▶ DIRECTIONS FOR THIS TASK
Please return every entry below exactly as written, without any of its pictures.

▶ SOURCE DATA
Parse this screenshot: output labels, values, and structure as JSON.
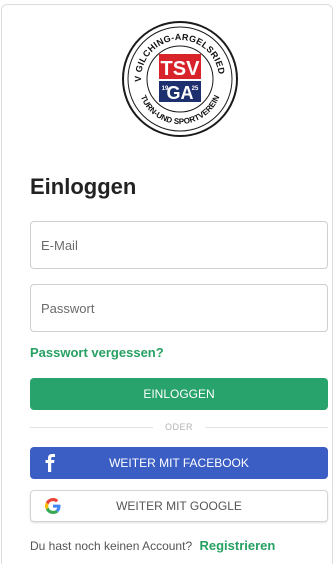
{
  "logo": {
    "arc_top": "TSV GILCHING-ARGELSRIED e.V.",
    "arc_bottom": "TURN-UND SPORTVEREIN",
    "monogram_top": "TSV",
    "monogram_bottom": "GA",
    "year_left": "19",
    "year_right": "25"
  },
  "login": {
    "title": "Einloggen",
    "email_placeholder": "E-Mail",
    "password_placeholder": "Passwort",
    "forgot_label": "Passwort vergessen?",
    "submit_label": "EINLOGGEN"
  },
  "divider": {
    "label": "ODER"
  },
  "social": {
    "facebook_label": "WEITER MIT FACEBOOK",
    "google_label": "WEITER MIT GOOGLE"
  },
  "register": {
    "prompt": "Du hast noch keinen Account?",
    "link_label": "Registrieren"
  },
  "colors": {
    "accent_green": "#27a36b",
    "facebook_blue": "#3b5ec4",
    "logo_red": "#d8232a",
    "logo_navy": "#1d2f6f"
  },
  "icons": {
    "facebook": "facebook-icon",
    "google": "google-icon"
  }
}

▶ EXPECTED OUTPUT
Parse this screenshot: output labels, values, and structure as JSON.
{
  "logo": {
    "arc_top": "TSV GILCHING-ARGELSRIED e.V.",
    "arc_bottom": "TURN-UND SPORTVEREIN",
    "monogram_top": "TSV",
    "monogram_bottom": "GA",
    "year_left": "19",
    "year_right": "25"
  },
  "login": {
    "title": "Einloggen",
    "email_placeholder": "E-Mail",
    "password_placeholder": "Passwort",
    "forgot_label": "Passwort vergessen?",
    "submit_label": "EINLOGGEN"
  },
  "divider": {
    "label": "ODER"
  },
  "social": {
    "facebook_label": "WEITER MIT FACEBOOK",
    "google_label": "WEITER MIT GOOGLE"
  },
  "register": {
    "prompt": "Du hast noch keinen Account?",
    "link_label": "Registrieren"
  },
  "colors": {
    "accent_green": "#27a36b",
    "facebook_blue": "#3b5ec4",
    "logo_red": "#d8232a",
    "logo_navy": "#1d2f6f"
  },
  "icons": {
    "facebook": "facebook-icon",
    "google": "google-icon"
  }
}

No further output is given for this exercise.